“Entrez libre” exhibition inside Nantes’ historical prison

“Entrez libre” exhibition inside Nantes’ historical prison

“Entrez libre” exhibition inside Nantes’ historical prison

“Entrez libre” exhibition inside Nantes’ historical prison

“Entrez libre” exhibition inside Nantes’ historical prison

Share.

About Author

French woman in English Canada. World citizen, new mom, traveler, translator, writer and photographer. Looking for comrades to start a new revolution.

6 Comments

  1. Martin Penwald on

    In the U.S model of private jails, it makes sense : you have very cheap workers who don’t fall under federal working regulations (or if they do, they can’t complain about violations). So, profit!

  2. J’essaye de lire de plus en plus des articles sur la pensée abolitionniste. C’est vrai que ça change la perception des choses…
    Et ce dont Martin parle plus haut… C’est glaçant.
    Ceci étant dit, je trouve dommage que les lieux ne soient pas réhabilités (pour autre chose !) plutôt que démolis ! A Lyon (et je trouve ça très ironique), c’est la fac catholique qui a réhabilité la prison pour en faire des salles de classe…

    • Oui, je suis assez déçue du projet, des apparts de super méga luxe à 6 100 euro du mètre carré. Franchement…

      Le système pénitenciaire (et le système judiciaire) américain m’a fait repenser toute la prison et les peines. Je trouve les peines incroyablement lourdes… certains crimes aussi, mais le tout me paraît disproportionné. Et je ne soutiens pas du tout le “war on drugs”.
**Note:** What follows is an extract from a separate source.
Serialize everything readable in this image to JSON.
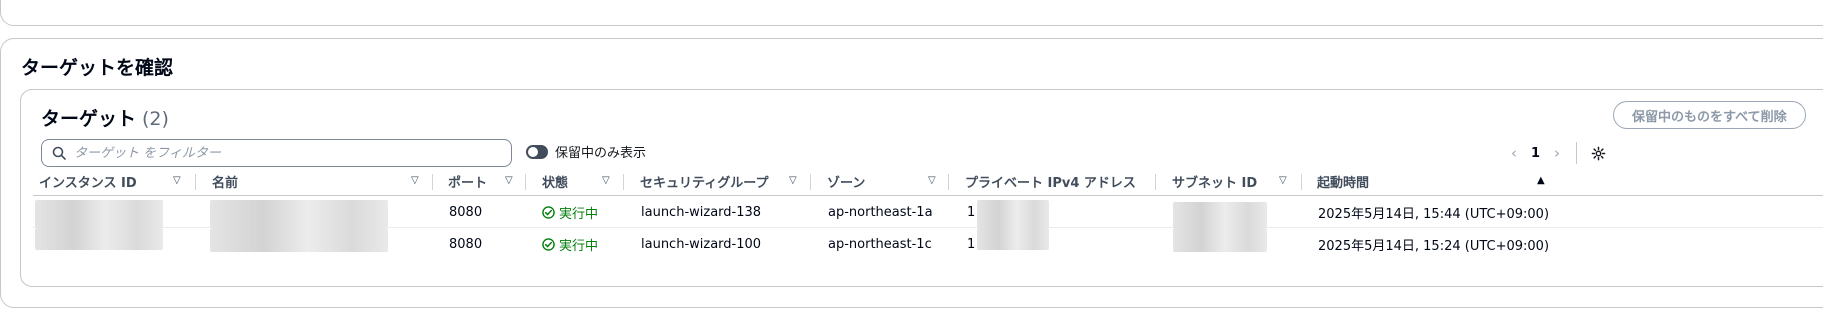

      • Martin Penwald on

        La guerre aux drogues est essentiellement une guerre aux pauvres, en particulier aux minorités ethniques, mais ça serait pas correct de l’avouer …
        Si ça ne tenait qu’à moi, toutes les drogues seraient légalisées pour un usage récréatif, avec vente dans des points spécialisés avec des personnes qui connaissent les effets des diverses drogues pour conseiller les clients. Et bien sûr, un contrôle qualité sur la marchandise qui éviterait un grand nombre de complications.

Leave A Reply